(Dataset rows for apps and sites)
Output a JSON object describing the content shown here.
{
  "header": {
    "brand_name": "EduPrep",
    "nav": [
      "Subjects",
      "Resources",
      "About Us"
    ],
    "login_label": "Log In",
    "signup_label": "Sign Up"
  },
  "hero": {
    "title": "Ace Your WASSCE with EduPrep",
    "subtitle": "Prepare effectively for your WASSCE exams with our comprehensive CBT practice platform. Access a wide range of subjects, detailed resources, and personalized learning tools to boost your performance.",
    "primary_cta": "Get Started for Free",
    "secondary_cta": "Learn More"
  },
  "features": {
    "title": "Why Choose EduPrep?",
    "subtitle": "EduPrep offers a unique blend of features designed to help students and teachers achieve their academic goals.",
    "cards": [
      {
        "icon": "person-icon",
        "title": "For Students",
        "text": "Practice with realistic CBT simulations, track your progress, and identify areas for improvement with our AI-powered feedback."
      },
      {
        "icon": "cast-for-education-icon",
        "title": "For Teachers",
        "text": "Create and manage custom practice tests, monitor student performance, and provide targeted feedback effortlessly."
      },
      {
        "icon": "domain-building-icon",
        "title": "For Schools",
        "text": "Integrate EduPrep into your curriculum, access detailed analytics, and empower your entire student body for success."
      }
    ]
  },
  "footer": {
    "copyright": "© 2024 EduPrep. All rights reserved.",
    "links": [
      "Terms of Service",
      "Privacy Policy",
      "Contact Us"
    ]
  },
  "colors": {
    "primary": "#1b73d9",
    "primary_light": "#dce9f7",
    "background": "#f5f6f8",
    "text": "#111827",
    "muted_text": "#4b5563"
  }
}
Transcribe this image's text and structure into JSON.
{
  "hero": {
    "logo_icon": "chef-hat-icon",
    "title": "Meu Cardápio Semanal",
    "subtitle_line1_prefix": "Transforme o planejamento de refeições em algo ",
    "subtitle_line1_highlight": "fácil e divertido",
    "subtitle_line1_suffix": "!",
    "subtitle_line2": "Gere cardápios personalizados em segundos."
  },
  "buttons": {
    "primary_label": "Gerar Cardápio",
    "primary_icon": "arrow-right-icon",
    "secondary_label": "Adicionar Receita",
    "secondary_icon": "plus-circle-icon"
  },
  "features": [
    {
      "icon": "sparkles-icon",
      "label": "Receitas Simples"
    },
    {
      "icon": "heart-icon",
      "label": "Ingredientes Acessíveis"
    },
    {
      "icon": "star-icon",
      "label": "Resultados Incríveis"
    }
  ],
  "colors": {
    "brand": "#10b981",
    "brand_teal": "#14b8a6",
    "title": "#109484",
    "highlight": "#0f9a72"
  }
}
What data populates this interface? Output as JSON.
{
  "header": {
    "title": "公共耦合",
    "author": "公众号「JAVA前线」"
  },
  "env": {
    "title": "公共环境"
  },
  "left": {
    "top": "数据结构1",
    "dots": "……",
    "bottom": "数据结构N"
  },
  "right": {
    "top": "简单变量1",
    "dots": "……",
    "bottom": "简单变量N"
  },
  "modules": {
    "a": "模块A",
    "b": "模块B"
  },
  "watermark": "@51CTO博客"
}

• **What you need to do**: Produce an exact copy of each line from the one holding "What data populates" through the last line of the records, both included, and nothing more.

• **Answer box**:
What data populates this interface? Output as JSON.
{
  "header": {
    "title": "公共耦合",
    "author": "公众号「JAVA前线」"
  },
  "env": {
    "title": "公共环境"
  },
  "left": {
    "top": "数据结构1",
    "dots": "……",
    "bottom": "数据结构N"
  },
  "right": {
    "top": "简单变量1",
    "dots": "……",
    "bottom": "简单变量N"
  },
  "modules": {
    "a": "模块A",
    "b": "模块B"
  },
  "watermark": "@51CTO博客"
}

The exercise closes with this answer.